In reporting “The Wired City,” I learned that there are problems with both the for-profit and nonprofit models of independent online local journalism. The owners of the for-profits — including sites like The Batavian, CT News Junkie, and Baristanet — have to spend so much time selling advertising that it limits the amount of journalism they can afford to do.
A cooperatively owned news site — analogies include credit unions and food co-ops — would occupy a space somewhere between the two models, and would not be banned from publishing endorsements. Tom Stites is currently soliciting contributions for Haverhill Matters’ launch. Once the site is up and running, he hopes to attract 1,500 members at $36 a year, bringing in $54,000, as well as advertising and grant money. A chart Mike LaBonte displayed showed an initial $45,000 expenditure, with the site reaching break-even in two and a half years.

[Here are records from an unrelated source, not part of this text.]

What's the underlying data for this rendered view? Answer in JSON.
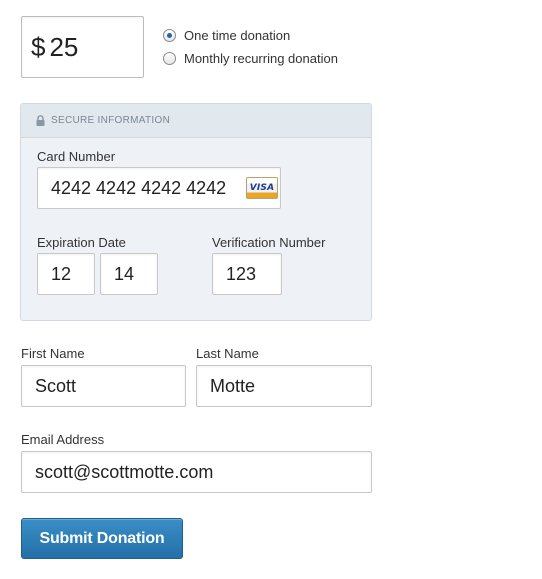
{
  "amount": {
    "currency": "$",
    "value": "25"
  },
  "donation_type": {
    "options": [
      {
        "label": "One time donation",
        "selected": true
      },
      {
        "label": "Monthly recurring donation",
        "selected": false
      }
    ]
  },
  "secure": {
    "header": "SECURE INFORMATION",
    "card_number_label": "Card Number",
    "card_number": "4242 4242 4242 4242",
    "card_brand": "VISA",
    "expiration_label": "Expiration Date",
    "exp_month": "12",
    "exp_year": "14",
    "verification_label": "Verification Number",
    "verification": "123"
  },
  "person": {
    "first_name_label": "First Name",
    "first_name": "Scott",
    "last_name_label": "Last Name",
    "last_name": "Motte",
    "email_label": "Email Address",
    "email": "scott@scottmotte.com"
  },
  "submit_label": "Submit Donation",
  "colors": {
    "accent": "#2a7ab8",
    "secure_bg": "#eef2f6",
    "secure_header_bg": "#e1e8ee"
  },
  "icons": {
    "lock": "lock-icon",
    "card": "visa-card-icon"
  }
}
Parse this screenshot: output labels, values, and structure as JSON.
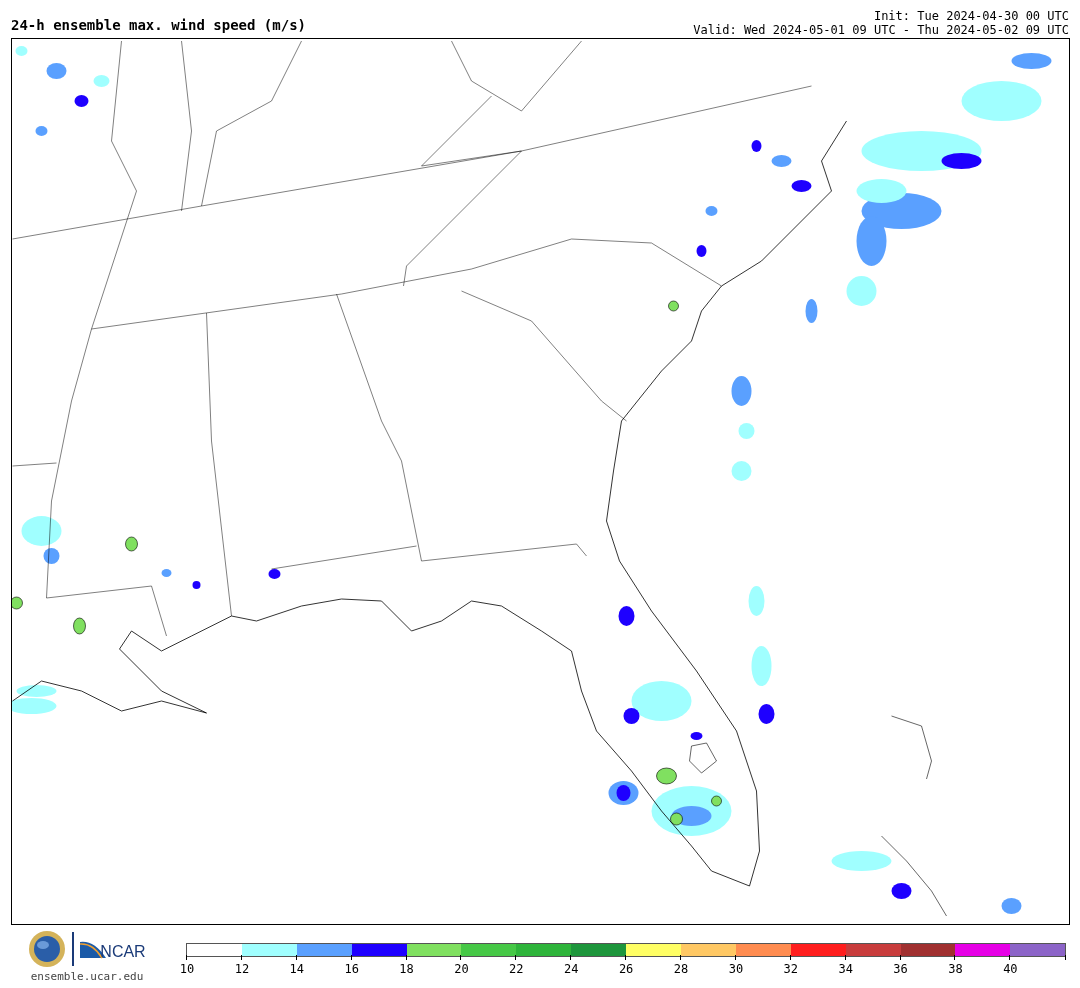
{
  "title": "24-h ensemble max. wind speed (m/s)",
  "init": "Init: Tue 2024-04-30 00 UTC",
  "valid": "Valid: Wed 2024-05-01 09 UTC - Thu 2024-05-02 09 UTC",
  "logo": {
    "org": "NCAR",
    "site": "ensemble.ucar.edu"
  },
  "legend": [
    {
      "label": "10",
      "color": "#ffffff"
    },
    {
      "label": "12",
      "color": "#a0ffff"
    },
    {
      "label": "14",
      "color": "#5aa0ff"
    },
    {
      "label": "16",
      "color": "#1e00ff"
    },
    {
      "label": "18",
      "color": "#80e060"
    },
    {
      "label": "20",
      "color": "#46c846"
    },
    {
      "label": "22",
      "color": "#2eb43a"
    },
    {
      "label": "24",
      "color": "#1e963c"
    },
    {
      "label": "26",
      "color": "#ffff64"
    },
    {
      "label": "28",
      "color": "#ffc864"
    },
    {
      "label": "30",
      "color": "#ff8c50"
    },
    {
      "label": "32",
      "color": "#ff1e1e"
    },
    {
      "label": "34",
      "color": "#c83c3c"
    },
    {
      "label": "36",
      "color": "#a03030"
    },
    {
      "label": "38",
      "color": "#e600e6"
    },
    {
      "label": "40",
      "color": "#8c64c8"
    }
  ]
}
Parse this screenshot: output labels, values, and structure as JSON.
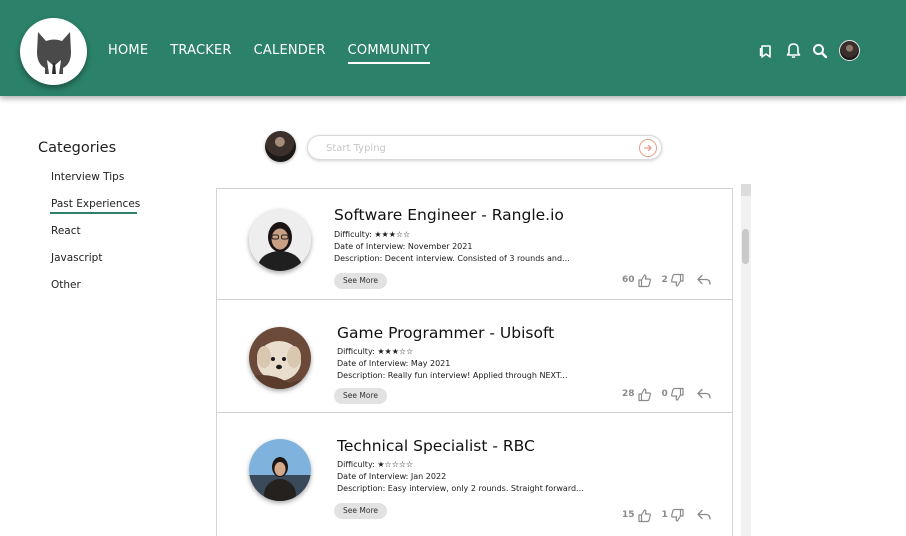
{
  "nav": {
    "items": [
      {
        "label": "HOME",
        "active": false
      },
      {
        "label": "TRACKER",
        "active": false
      },
      {
        "label": "CALENDER",
        "active": false
      },
      {
        "label": "COMMUNITY",
        "active": true
      }
    ]
  },
  "header_icons": [
    "bookmark-icon",
    "bell-icon",
    "search-icon",
    "profile-avatar"
  ],
  "sidebar": {
    "title": "Categories",
    "items": [
      {
        "label": "Interview Tips",
        "active": false
      },
      {
        "label": "Past Experiences",
        "active": true
      },
      {
        "label": "React",
        "active": false
      },
      {
        "label": "Javascript",
        "active": false
      },
      {
        "label": "Other",
        "active": false
      }
    ]
  },
  "composer": {
    "placeholder": "Start Typing"
  },
  "posts": [
    {
      "title": "Software Engineer - Rangle.io",
      "difficulty_label": "Difficulty:",
      "difficulty_stars": "★★★☆☆",
      "date": "Date of Interview: November 2021",
      "description": "Description: Decent interview. Consisted of 3 rounds and...",
      "see_more": "See More",
      "likes": "60",
      "dislikes": "2"
    },
    {
      "title": "Game Programmer - Ubisoft",
      "difficulty_label": "Difficulty:",
      "difficulty_stars": "★★★☆☆",
      "date": "Date of Interview: May 2021",
      "description": "Description: Really fun interview! Applied through NEXT...",
      "see_more": "See More",
      "likes": "28",
      "dislikes": "0"
    },
    {
      "title": "Technical Specialist - RBC",
      "difficulty_label": "Difficulty:",
      "difficulty_stars": "★☆☆☆☆",
      "date": "Date of Interview: Jan 2022",
      "description": "Description: Easy interview, only 2 rounds. Straight forward...",
      "see_more": "See More",
      "likes": "15",
      "dislikes": "1"
    }
  ],
  "colors": {
    "brand": "#2b8169",
    "accent_send": "#e8a08a"
  }
}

Unlike one-off projects such as the New Haven Independent or The Batavian, the intention behind Haverhill Matters is that it be replicable. Stites hopes the Banyan Project will be able to offer a “co-op in a box” to communities looking to start their own cooperatively owned news sites. But first he has to prove the model can work. Which is why Haverhill Matters matters.
Photo (cc) 2013 by Dan Kennedy. Some rights reserved.
A few media odds and ends for your Monday morning:
• Marjorie Arons-Barron, a communications executive who was previously the longtime editorial director of WCVB-TV (Channel 5), recently started a blog. Arons-Barron is as sharp an observer of state and local politics as we have, and you should definitely plug her into your RSS aggregator. It is no slam on the city’s newspapers to point out that she is easily a match for anyone opining at the Boston Globe, the Boston Phoenix or the Boston Herald.
• During the special-election campaign for the U.S. Senate, a mystery blogger started a site called kennedyseat.com and became a respected source of links and information. After revealing himself to be Conor Yunits, the son of a former Brockton mayor and something of an aspiring politico in his own right, he has begun what looks to be a more permanent project called MassBeacon.com. Worth watching.
• CommonWealth Magazine, the quarterly public-policy journal published by the Massachusetts Institute for a New Commonwealth, has a new online look and a new URL. Not only is it a lot slicker and easier to read, but it is more closely tied to its blog, CommonWealth Unbound. Of particular interest is a section called Civic Journalism, with blog posts by and interviews with the likes of Globe editor Marty Baron, former Globe editor Matt Storin, former Globe columnist Eileen McNamara (do I detect a trend?) and Phoenix reporter-turned-media consultant Dorie Clark.
• Richard Adams, who has been editing my weekly commentaries for the Guardian since I started writing them in mid-2007, has been promoted, and is now writing a blog for the paper’s Web site. I especially like his item on President Obama’s summit with House Republicans, which begins: “When the Republicans invited President Obama to address their congressional House delegation in Baltimore today, they had no idea how badly it would turn out for them.” Definitely RSS-worthy.
I’ll be taking part in a panel discussion tomorrow evening on young people and the news. Titled “Plugged In, Tuned Out,” the program — sponsored by the Massachusetts Institute for a New Commonwealth (MassINC) — will take place from 6:30 to 8 p.m. at the Back Bay Events Center, in the Dorothy Quincy Suite at 180 Berkeley St. in Boston.